The bankruptcy, filed at 8 a.m. this morning, was carefully crafted by the Obama administration's top officials and the U.S. Treasury Department. The bankruptcy also marks the start of the largest nationalization of a corporate entity in U.S. history. The government plans to invest an additional $30B USD in GM, bringing its total investment thus far to $50B USD. In return, it will receive a 60 percent controlling ownership stake in the company when it exits bankruptcy protection.
Canada is also deeply tied to the company will also enjoy a part in the nationalization, taking on a 12 percent stake. Unions get 17.5 percent and the bondholders are handed 10 percent and the right to buy greatly discounted GM stock.
The Obama administration calls the solution "permanent" and insists that this will be the final bailout for GM. Meanwhile, it faces critics -- mostly shareholders and bondholders -- who believe it is giving favorable concessions to unions. These groups are expected to get less out of the deal, and are banding together to voice their discontent. A group calling themselves the Main Street Bondholders have formed and plan to voice their anger in court.
Rep. Jeb Hensarling (R-Tex.) supports the group, writing to Treasury Secretary Timothy F. Geitner, "The proposal seems to favor the rights and claims of the UAW, a political ally of the current administration and a powerful lobbying force in Washington, over the rights and claims of the company's diverse group of bondholders. Contractual rights of investors are being trampled by the government under the rationale of 'extraordinary circumstances.'"

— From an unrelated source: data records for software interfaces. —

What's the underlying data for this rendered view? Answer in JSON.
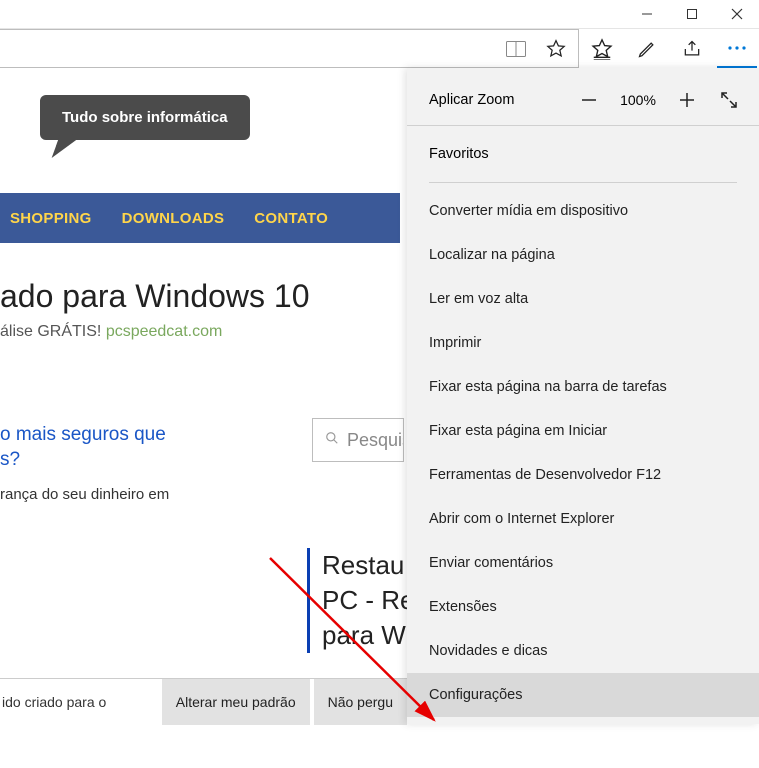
{
  "window": {
    "minimize": "—",
    "maximize": "❐",
    "close": "✕"
  },
  "logo_bubble": "Tudo sobre informática",
  "nav": {
    "shopping": "SHOPPING",
    "downloads": "DOWNLOADS",
    "contato": "CONTATO"
  },
  "ad": {
    "headline": "ado para Windows 10",
    "subline_prefix": "álise GRÁTIS! ",
    "subline_url": "pcspeedcat.com"
  },
  "article1": {
    "line1": "o mais seguros que",
    "line2": "s?",
    "sub": "rança do seu dinheiro em"
  },
  "search_placeholder": "Pesquis",
  "article2": {
    "l1": "Restau",
    "l2": "PC - Re",
    "l3": "para W"
  },
  "bottombar": {
    "text": "ido criado para o",
    "btn_change": "Alterar meu padrão",
    "btn_dont": "Não pergu"
  },
  "menu": {
    "zoom_label": "Aplicar Zoom",
    "zoom_pct": "100%",
    "favorites": "Favoritos",
    "items": [
      "Converter mídia em dispositivo",
      "Localizar na página",
      "Ler em voz alta",
      "Imprimir",
      "Fixar esta página na barra de tarefas",
      "Fixar esta página em Iniciar",
      "Ferramentas de Desenvolvedor F12",
      "Abrir com o Internet Explorer",
      "Enviar comentários",
      "Extensões",
      "Novidades e dicas",
      "Configurações"
    ],
    "hover_index": 11
  }
}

Under the new plan, the U.A.W. would exchange its $20B USD in pension and retirement obligations for the 17.5 percent stake and for $9B USD in notes and preferred stock. Bondholders, which hold $27B USD in GM debt, only get a 10 percent stake and the right to later purchase discounted stock. It should be noted though, that the Bush administration similarly supported larger cuts by bondholders, and smaller ones from the unions. The cuts for both parties actually exceed those proposed by the Bush administration, which suggested a 50 percent reduction cut to the union trust, and a 66 percent cut for bondholders.

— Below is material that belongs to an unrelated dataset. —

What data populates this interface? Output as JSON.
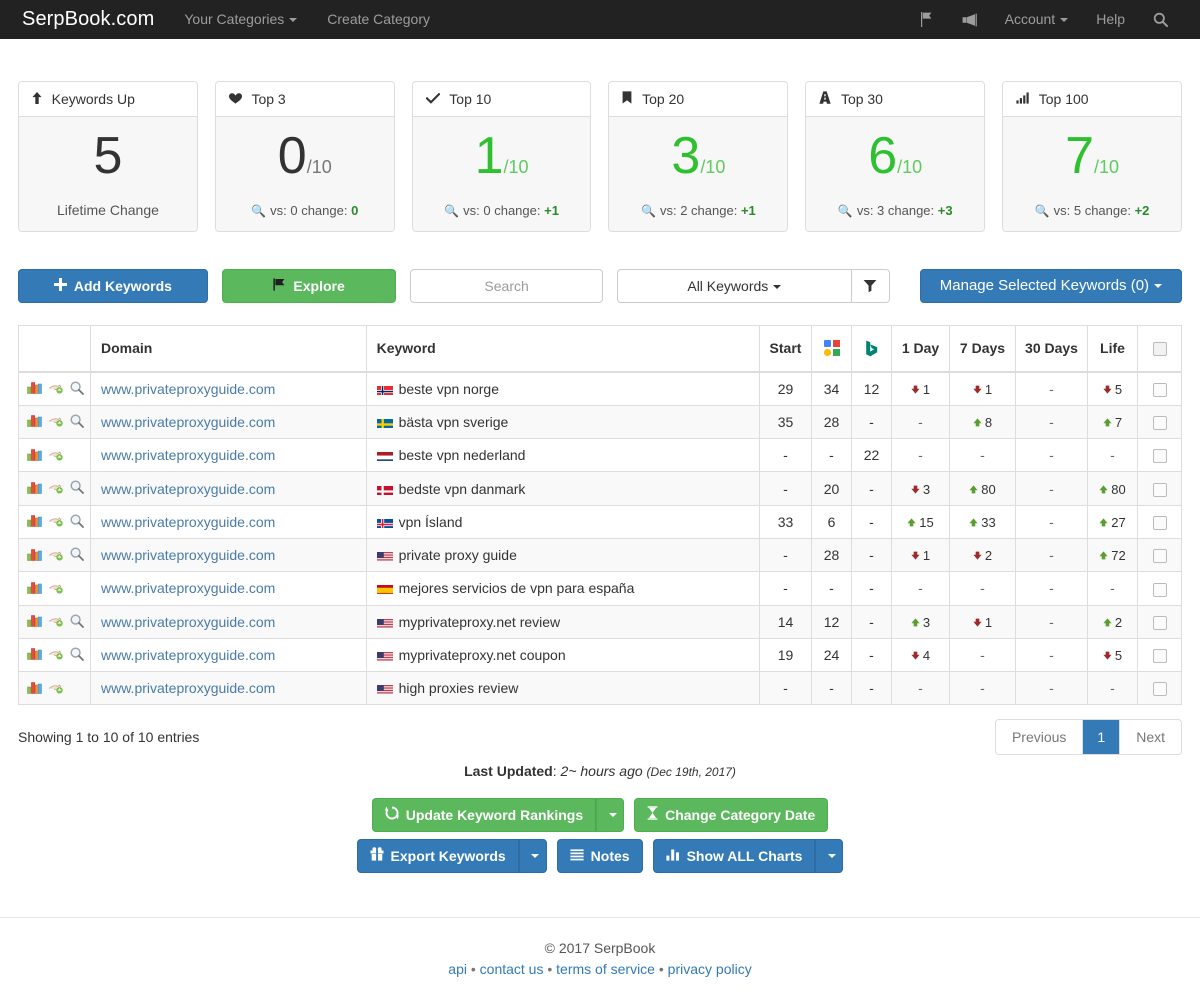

However, the complaints will likely fall on deaf ears -- similar complaints during Chrysler's bankruptcy process, albeit fewer and less organized, failed to gain traction in court.
During the bankruptcy GM plans to sell or liquidate its Pontiac and Hummer brands. It will also sell and/or spin off several foreign brands -- Saab, Vauxhall, and Opel. The Obama administration remains confident of the company's recovery, stating, "For the better part of a century, The General Motors Corporation has been one of the most recognizable and largest businesses in the world. (Today) will rank as another historic day for the company -- the end of an old General Motors, and the beginning of a new one."